Salvator Mundi

– Artist: Leonardo da Vinci

– Year: 1500

Believed for years to be the product of his atelier, or even a copy of a lost work by the Renaissance master, “Salvator Mundi” sold at auction in November 2017 for a cool $450.3 million after scholars reached a consensus that the painting was the work of da Vinci. Thought to be bound for the Louvre Abu Dhabi, the small panel disappeared from public view immediately after auction at Christie’s. It is believed to be in the possession of a Saudi prince (possibly Mohammed bin Salman Al Saud), either locked away in a Swiss bank vault, or displayed on a luxury yacht somewhere on the high seas.


– Artist: Sandro Botticelli

– Year: 1477–1482

Christened “Primavera” by pioneering art historian Giorgio Vasari in 1550, Boticelli’s mysterious masterwork originally lacked a title. Although its precise meaning remains enigmatic, “Primavera” is an allegorical work inspired by classical mythology, depicting the transformation of the nymph Chloris into Flora, the goddess of spring. Commissioned by a member of the powerful Medici clan, it has been suggested that figures in the composition were modeled on members of the family.

The Night Watch


The creator of this painting, Rembrandt, is considered to be one of the best artists in the world. Creating many masterpieces which remained a true wonder to other artists. The Night Watch is one of his paintings. Completed in the year 1642, the shown characters are Captain Frans Banning Cocq and company. The creator, Rembrandt was expensively paid to create this painting.
The painting was removed from the Rijksmuseum in September 1939, at the onset of World War II. The canvas was detached from its frame and rolled around a cylinder.
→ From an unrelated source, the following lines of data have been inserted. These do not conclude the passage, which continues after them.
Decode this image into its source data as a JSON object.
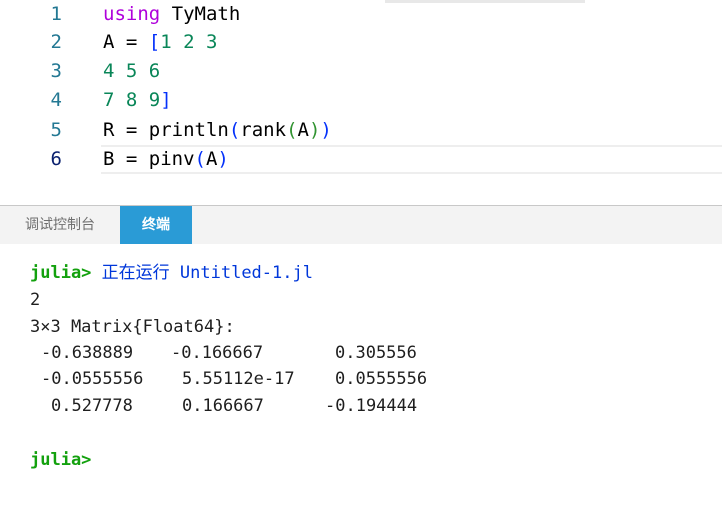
{
  "editor": {
    "lines": [
      {
        "number": "1",
        "tokens": {
          "keyword": "using",
          "rest": " TyMath"
        }
      },
      {
        "number": "2",
        "tokens": {
          "lhs": "A = ",
          "bracket": "[",
          "nums": "1 2 3"
        }
      },
      {
        "number": "3",
        "tokens": {
          "nums": "4 5 6"
        }
      },
      {
        "number": "4",
        "tokens": {
          "nums": "7 8 9",
          "bracket": "]"
        }
      },
      {
        "number": "5",
        "tokens": {
          "lhs": "R = println",
          "p1": "(",
          "call": "rank",
          "p2": "(",
          "arg": "A",
          "p3": ")",
          "p4": ")"
        }
      },
      {
        "number": "6",
        "tokens": {
          "lhs": "B = pinv",
          "p1": "(",
          "arg": "A",
          "p2": ")"
        }
      }
    ]
  },
  "panel": {
    "tabs": [
      {
        "label": "调试控制台"
      },
      {
        "label": "终端"
      }
    ]
  },
  "terminal": {
    "prompt": "julia>",
    "run_message": "正在运行 Untitled-1.jl",
    "rank_output": "2",
    "matrix_type": "3×3 Matrix{Float64}:",
    "matrix": [
      [
        "-0.638889",
        "-0.166667",
        "0.305556"
      ],
      [
        "-0.0555556",
        "5.55112e-17",
        "0.0555556"
      ],
      [
        "0.527778",
        "0.166667",
        "-0.194444"
      ]
    ],
    "final_prompt": "julia>"
  },
  "colors": {
    "keyword": "#af00db",
    "number": "#098658",
    "prompt": "#13a10e",
    "active_tab": "#2a9bd6",
    "line_number": "#237893"
  }
}
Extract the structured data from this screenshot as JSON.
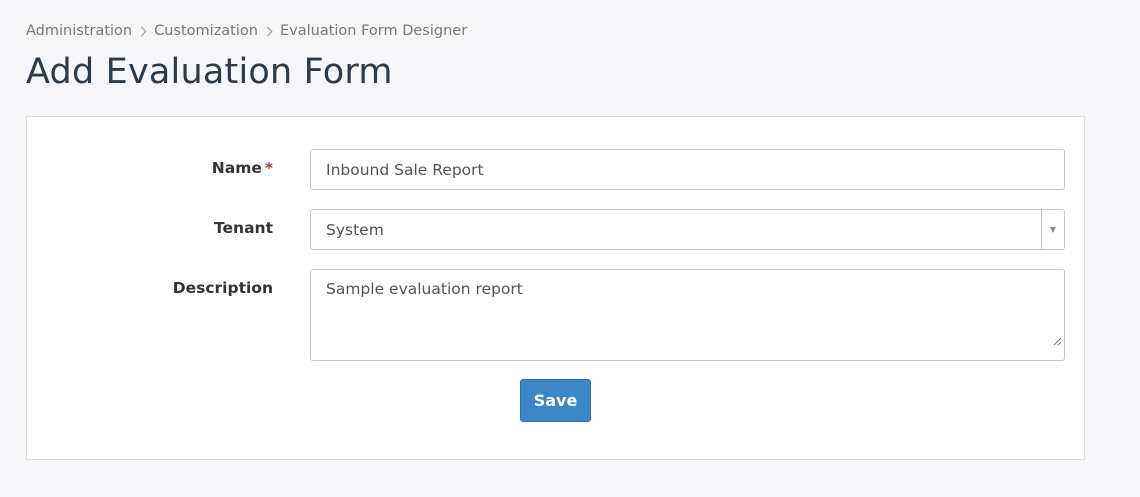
{
  "breadcrumb": {
    "items": [
      "Administration",
      "Customization",
      "Evaluation Form Designer"
    ]
  },
  "page": {
    "title": "Add Evaluation Form"
  },
  "form": {
    "name": {
      "label": "Name",
      "required_mark": "*",
      "value": "Inbound Sale Report"
    },
    "tenant": {
      "label": "Tenant",
      "value": "System"
    },
    "description": {
      "label": "Description",
      "value": "Sample evaluation report"
    },
    "save_label": "Save"
  },
  "colors": {
    "primary_button": "#3b87c8",
    "required_mark": "#c9302c",
    "title": "#2d3a48"
  }
}
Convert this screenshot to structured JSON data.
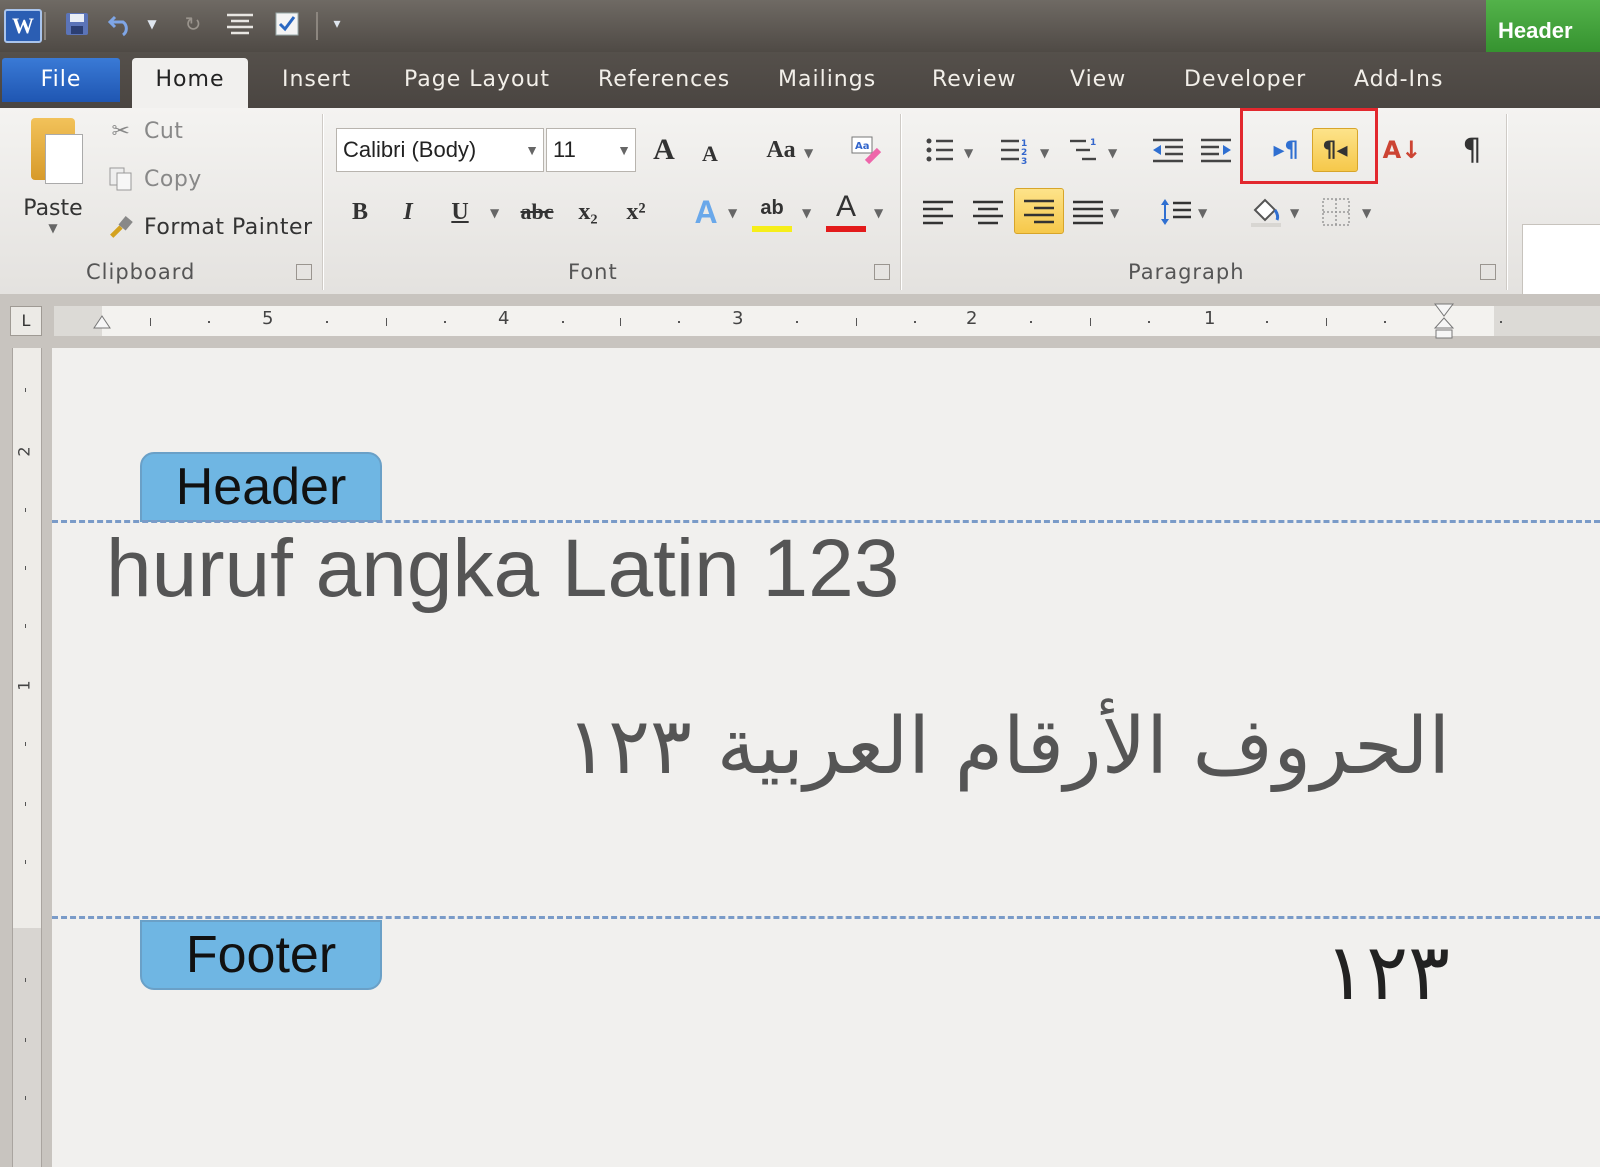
{
  "quick_access": {
    "app_icon": "W",
    "icons": [
      "save-icon",
      "undo-icon",
      "redo-icon",
      "align-icon",
      "checkbox-icon",
      "customize-icon"
    ]
  },
  "context_tab": "Header",
  "tabs": [
    "File",
    "Home",
    "Insert",
    "Page Layout",
    "References",
    "Mailings",
    "Review",
    "View",
    "Developer",
    "Add-Ins"
  ],
  "clipboard": {
    "paste": "Paste",
    "cut": "Cut",
    "copy": "Copy",
    "format_painter": "Format Painter",
    "label": "Clipboard"
  },
  "font": {
    "font_name": "Calibri (Body)",
    "font_size": "11",
    "label": "Font",
    "bold": "B",
    "italic": "I",
    "underline": "U",
    "strikethrough": "abc",
    "subscript": "x₂",
    "superscript": "x²",
    "grow": "A",
    "shrink": "A",
    "change_case": "Aa",
    "text_effects": "A",
    "highlight": "ab",
    "font_color": "A"
  },
  "paragraph": {
    "label": "Paragraph",
    "ltr": "▸¶",
    "rtl": "¶◂",
    "sort": "A↓",
    "show_marks": "¶"
  },
  "ruler": {
    "corner": "L",
    "numbers": [
      "5",
      "4",
      "3",
      "2",
      "1"
    ],
    "vertical_numbers": [
      "2",
      "1"
    ]
  },
  "document": {
    "header_tag": "Header",
    "footer_tag": "Footer",
    "latin_text": "huruf angka Latin 123",
    "arabic_text": "الحروف الأرقام العربية ١٢٣",
    "footer_number": "١٢٣"
  },
  "colors": {
    "accent_blue": "#2b5eb3",
    "context_green": "#3f9e38",
    "highlight_yellow": "#f6c84a",
    "highlight_box_red": "#e2282e",
    "tag_blue": "#6fb6e3"
  }
}
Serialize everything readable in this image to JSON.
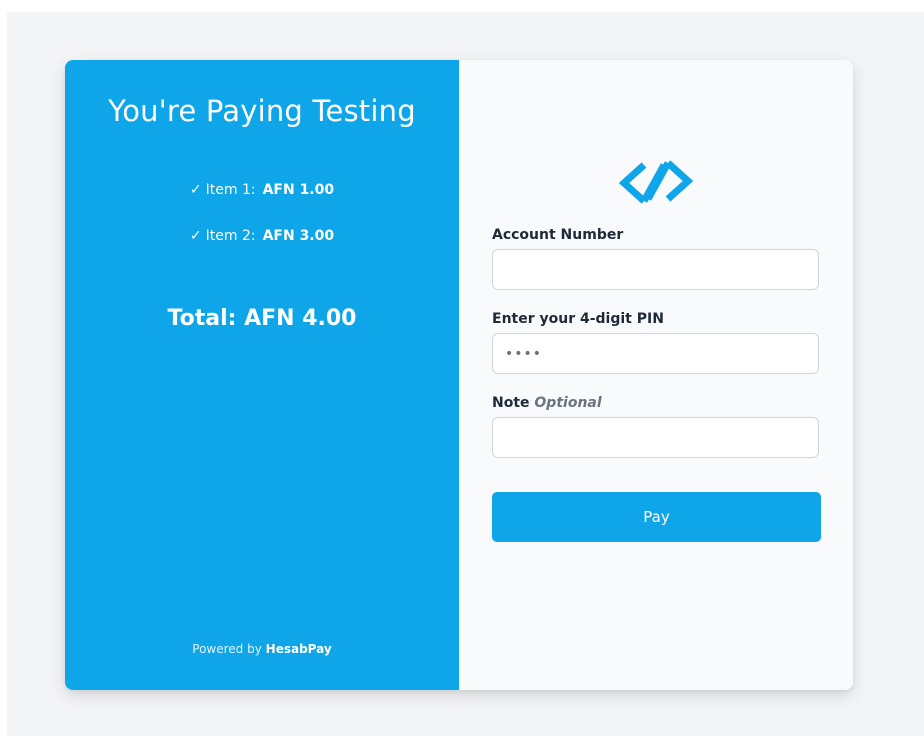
{
  "summary": {
    "title": "You're Paying Testing",
    "check_mark": "✓",
    "items": [
      {
        "label": "Item 1:",
        "amount": "AFN 1.00"
      },
      {
        "label": "Item 2:",
        "amount": "AFN 3.00"
      }
    ],
    "total": "Total: AFN 4.00",
    "powered_prefix": "Powered by",
    "powered_brand": "HesabPay"
  },
  "form": {
    "logo_icon": "hesabpay-logo-icon",
    "account_label": "Account Number",
    "account_value": "",
    "pin_label": "Enter your 4-digit PIN",
    "pin_placeholder": "••••",
    "note_label": "Note",
    "note_optional": "Optional",
    "note_value": "",
    "pay_label": "Pay"
  },
  "colors": {
    "accent": "#0ea5e9",
    "page_bg": "#f3f4f6",
    "form_bg": "#f8fafc"
  }
}
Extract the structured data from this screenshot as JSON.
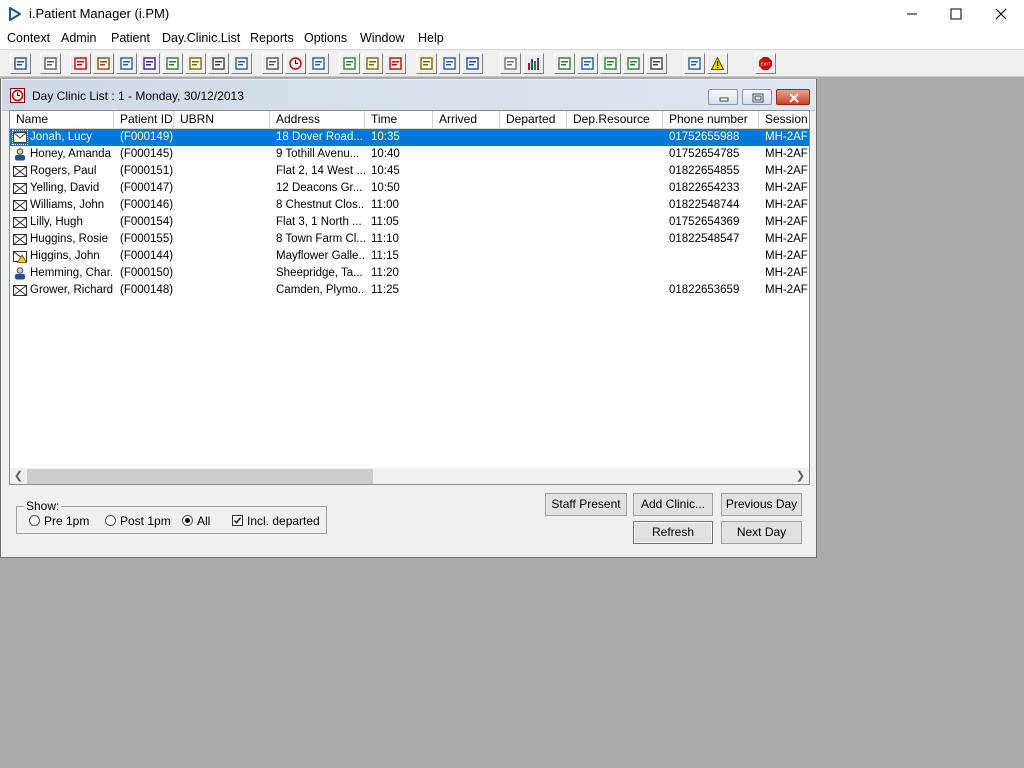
{
  "app": {
    "title": "i.Patient Manager (i.PM)"
  },
  "menu": [
    "Context",
    "Admin",
    "Patient",
    "Day.Clinic.List",
    "Reports",
    "Options",
    "Window",
    "Help"
  ],
  "toolbar_icons": [
    "patient-icon",
    "printer-icon",
    "book-icon",
    "edit-book-icon",
    "image-icon",
    "letter-m-icon",
    "person-card-icon",
    "notes-icon",
    "camera-icon",
    "photo-icon",
    "envelope-cross-icon",
    "clock-icon",
    "monitor-icon",
    "picture-icon",
    "note-icon",
    "clock-note-icon",
    "memo-icon",
    "bed-icon",
    "nurse-icon",
    "document-icon",
    "bar-chart-icon",
    "globe-icon",
    "check-form-icon",
    "check-arrow-icon",
    "arrow-down-icon",
    "swap-icon",
    "swap-arrows-icon",
    "warning-icon",
    "exit-icon"
  ],
  "clinic": {
    "title": "Day Clinic List : 1 - Monday, 30/12/2013",
    "columns": [
      "Name",
      "Patient ID",
      "UBRN",
      "Address",
      "Time",
      "Arrived",
      "Departed",
      "Dep.Resource",
      "Phone number",
      "Session C"
    ],
    "rows": [
      {
        "name": "Jonah, Lucy",
        "id": "(F000149)",
        "ubrn": "",
        "address": "18 Dover Road...",
        "time": "10:35",
        "arrived": "",
        "departed": "",
        "dep": "",
        "phone": "01752655988",
        "session": "MH-2AF",
        "icon": "envelope-icon"
      },
      {
        "name": "Honey, Amanda",
        "id": "(F000145)",
        "ubrn": "",
        "address": "9 Tothill Avenu...",
        "time": "10:40",
        "arrived": "",
        "departed": "",
        "dep": "",
        "phone": "01752654785",
        "session": "MH-2AF",
        "icon": "person-icon"
      },
      {
        "name": "Rogers, Paul",
        "id": "(F000151)",
        "ubrn": "",
        "address": "Flat 2, 14 West ...",
        "time": "10:45",
        "arrived": "",
        "departed": "",
        "dep": "",
        "phone": "01822654855",
        "session": "MH-2AF",
        "icon": "envelope-cross-icon"
      },
      {
        "name": "Yelling, David",
        "id": "(F000147)",
        "ubrn": "",
        "address": "12 Deacons Gr...",
        "time": "10:50",
        "arrived": "",
        "departed": "",
        "dep": "",
        "phone": "01822654233",
        "session": "MH-2AF",
        "icon": "envelope-cross-icon"
      },
      {
        "name": "Williams, John",
        "id": "(F000146)",
        "ubrn": "",
        "address": "8 Chestnut Clos...",
        "time": "11:00",
        "arrived": "",
        "departed": "",
        "dep": "",
        "phone": "01822548744",
        "session": "MH-2AF",
        "icon": "envelope-cross-icon"
      },
      {
        "name": "Lilly, Hugh",
        "id": "(F000154)",
        "ubrn": "",
        "address": "Flat 3, 1 North ...",
        "time": "11:05",
        "arrived": "",
        "departed": "",
        "dep": "",
        "phone": "01752654369",
        "session": "MH-2AF",
        "icon": "envelope-cross-icon"
      },
      {
        "name": "Huggins, Rosie",
        "id": "(F000155)",
        "ubrn": "",
        "address": "8 Town Farm Cl...",
        "time": "11:10",
        "arrived": "",
        "departed": "",
        "dep": "",
        "phone": "01822548547",
        "session": "MH-2AF",
        "icon": "envelope-cross-icon"
      },
      {
        "name": "Higgins, John",
        "id": "(F000144)",
        "ubrn": "",
        "address": "Mayflower Galle...",
        "time": "11:15",
        "arrived": "",
        "departed": "",
        "dep": "",
        "phone": "",
        "session": "MH-2AF",
        "icon": "warning-envelope-icon"
      },
      {
        "name": "Hemming, Char...",
        "id": "(F000150)",
        "ubrn": "",
        "address": "Sheepridge, Ta...",
        "time": "11:20",
        "arrived": "",
        "departed": "",
        "dep": "",
        "phone": "",
        "session": "MH-2AF",
        "icon": "person-icon"
      },
      {
        "name": "Grower, Richard",
        "id": "(F000148)",
        "ubrn": "",
        "address": "Camden, Plymo...",
        "time": "11:25",
        "arrived": "",
        "departed": "",
        "dep": "",
        "phone": "01822653659",
        "session": "MH-2AF",
        "icon": "envelope-cross-icon"
      }
    ],
    "selected_row": 0
  },
  "show": {
    "legend": "Show:",
    "options": [
      "Pre 1pm",
      "Post 1pm",
      "All"
    ],
    "selected": "All",
    "incl_departed_label": "Incl. departed",
    "incl_departed": true
  },
  "buttons": {
    "staff_present": "Staff Present",
    "add_clinic": "Add Clinic...",
    "previous_day": "Previous Day",
    "refresh": "Refresh",
    "next_day": "Next Day"
  },
  "colors": {
    "selection": "#0078d7",
    "mdi_background": "#ababab"
  }
}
The rolled painting was stored for four years in a special safe that was built to protect many works of art in the caves of Maastricht, Netherlands. After the end of the war, the canvas was re-mounted, restored, and returned to the Rijksmuseum.